Keep the wording of every entry exactly as it is while leaving the pictures out of your copy.

***** DATA FOR THE TASK

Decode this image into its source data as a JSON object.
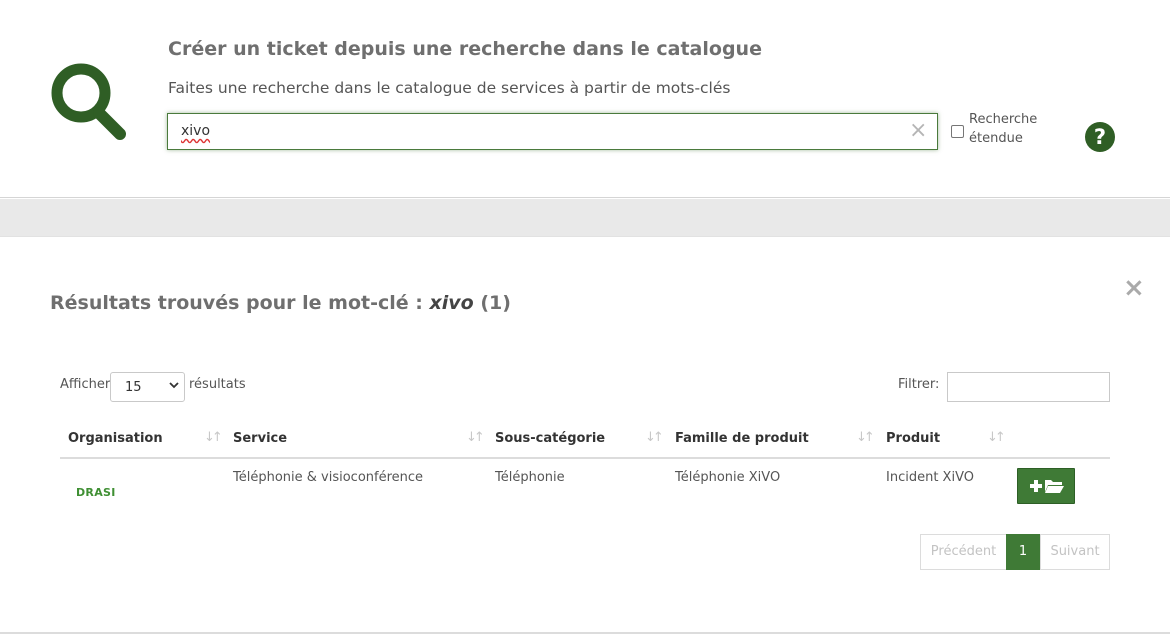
{
  "header": {
    "title": "Créer un ticket depuis une recherche dans le catalogue",
    "subtitle": "Faites une recherche dans le catalogue de services à partir de mots-clés"
  },
  "search": {
    "value": "xivo",
    "extended_label": "Recherche étendue",
    "extended_checked": false
  },
  "results": {
    "title_prefix": "Résultats trouvés pour le mot-clé :",
    "keyword": "xivo",
    "count": "(1)",
    "show_label": "Afficher",
    "page_size": "15",
    "show_after": "résultats",
    "filter_label": "Filtrer:",
    "filter_value": "",
    "columns": [
      "Organisation",
      "Service",
      "Sous-catégorie",
      "Famille de produit",
      "Produit"
    ],
    "rows": [
      {
        "organisation": "DRASI",
        "service": "Téléphonie & visioconférence",
        "sous_categorie": "Téléphonie",
        "famille": "Téléphonie XiVO",
        "produit": "Incident XiVO"
      }
    ],
    "pagination": {
      "prev": "Précédent",
      "current": "1",
      "next": "Suivant"
    }
  },
  "icons": {
    "search": "magnifier-icon",
    "clear": "close-icon",
    "help": "question-icon",
    "add_ticket": "plus-folder-icon"
  },
  "colors": {
    "brand_green": "#2f5e25",
    "button_green": "#3f7a36",
    "org_green": "#3f8f33"
  }
}
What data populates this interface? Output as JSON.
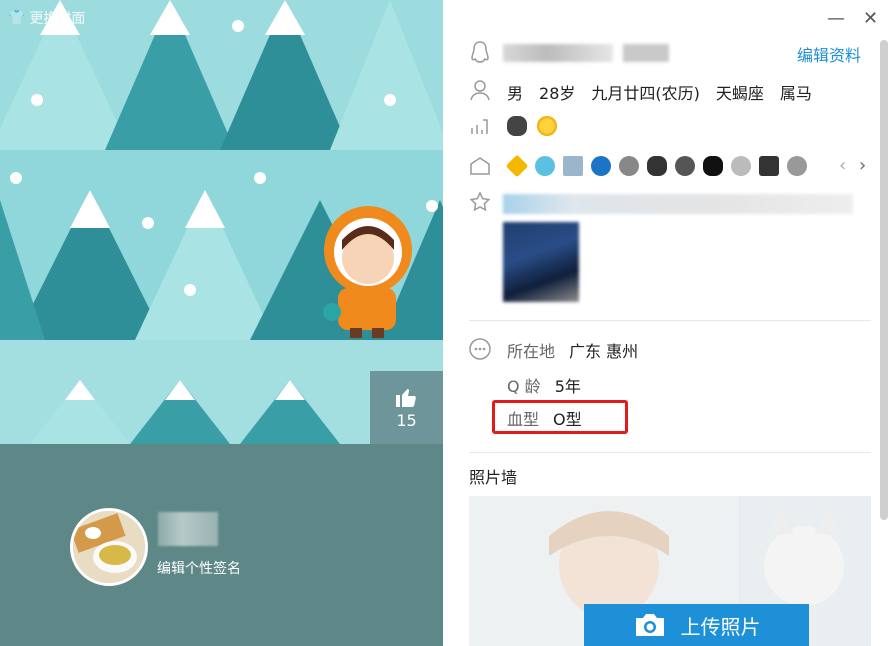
{
  "cover": {
    "change_cover_label": "更换封面",
    "like_count": "15"
  },
  "profile": {
    "signature_prompt": "编辑个性签名",
    "edit_profile": "编辑资料",
    "basic_info": [
      "男",
      "28岁",
      "九月廿四(农历)",
      "天蝎座",
      "属马"
    ]
  },
  "details": {
    "location": {
      "label": "所在地",
      "value": "广东 惠州"
    },
    "qage": {
      "label": "Q 龄",
      "value": "5年"
    },
    "blood": {
      "label": "血型",
      "value": "O型"
    }
  },
  "photos": {
    "title": "照片墙",
    "upload_label": "上传照片"
  },
  "colors": {
    "link": "#1c8fd8",
    "highlight": "#e21a1a",
    "cover_bottom": "#5d8887",
    "upload": "#1e90d8"
  }
}
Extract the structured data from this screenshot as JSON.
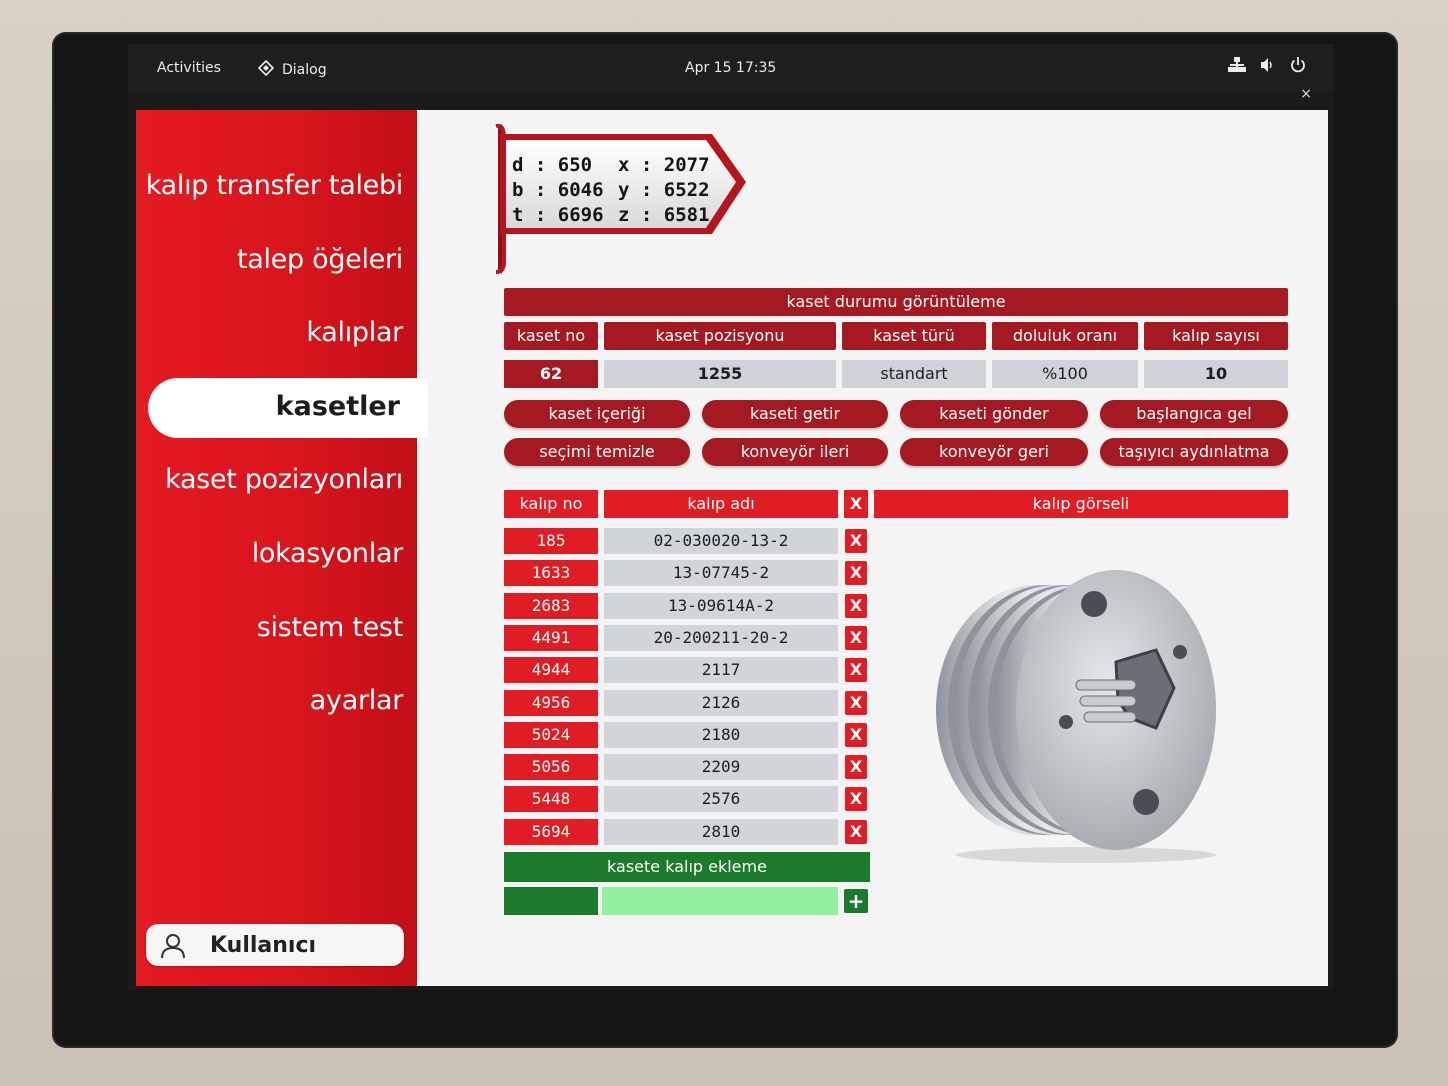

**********

**OUTPUT**
Decode this image into its source data as a JSON object.
{
  "header": {
    "title": "Créer un ticket depuis une recherche dans le catalogue",
    "subtitle": "Faites une recherche dans le catalogue de services à partir de mots-clés"
  },
  "search": {
    "value": "xivo",
    "extended_label": "Recherche étendue",
    "extended_checked": false
  },
  "results": {
    "title_prefix": "Résultats trouvés pour le mot-clé :",
    "keyword": "xivo",
    "count": "(1)",
    "show_label": "Afficher",
    "page_size": "15",
    "show_after": "résultats",
    "filter_label": "Filtrer:",
    "filter_value": "",
    "columns": [
      "Organisation",
      "Service",
      "Sous-catégorie",
      "Famille de produit",
      "Produit"
    ],
    "rows": [
      {
        "organisation": "DRASI",
        "service": "Téléphonie & visioconférence",
        "sous_categorie": "Téléphonie",
        "famille": "Téléphonie XiVO",
        "produit": "Incident XiVO"
      }
    ],
    "pagination": {
      "prev": "Précédent",
      "current": "1",
      "next": "Suivant"
    }
  },
  "icons": {
    "search": "magnifier-icon",
    "clear": "close-icon",
    "help": "question-icon",
    "add_ticket": "plus-folder-icon"
  },
  "colors": {
    "brand_green": "#2f5e25",
    "button_green": "#3f7a36",
    "org_green": "#3f8f33"
  }
}
What data populates this interface? Output as JSON.
{
  "cover": {
    "change_cover_label": "更换封面",
    "like_count": "15"
  },
  "profile": {
    "signature_prompt": "编辑个性签名",
    "edit_profile": "编辑资料",
    "basic_info": [
      "男",
      "28岁",
      "九月廿四(农历)",
      "天蝎座",
      "属马"
    ]
  },
  "details": {
    "location": {
      "label": "所在地",
      "value": "广东 惠州"
    },
    "qage": {
      "label": "Q 龄",
      "value": "5年"
    },
    "blood": {
      "label": "血型",
      "value": "O型"
    }
  },
  "photos": {
    "title": "照片墙",
    "upload_label": "上传照片"
  },
  "colors": {
    "link": "#1c8fd8",
    "highlight": "#e21a1a",
    "cover_bottom": "#5d8887",
    "upload": "#1e90d8"
  }
}
Extract the structured data from this screenshot as JSON.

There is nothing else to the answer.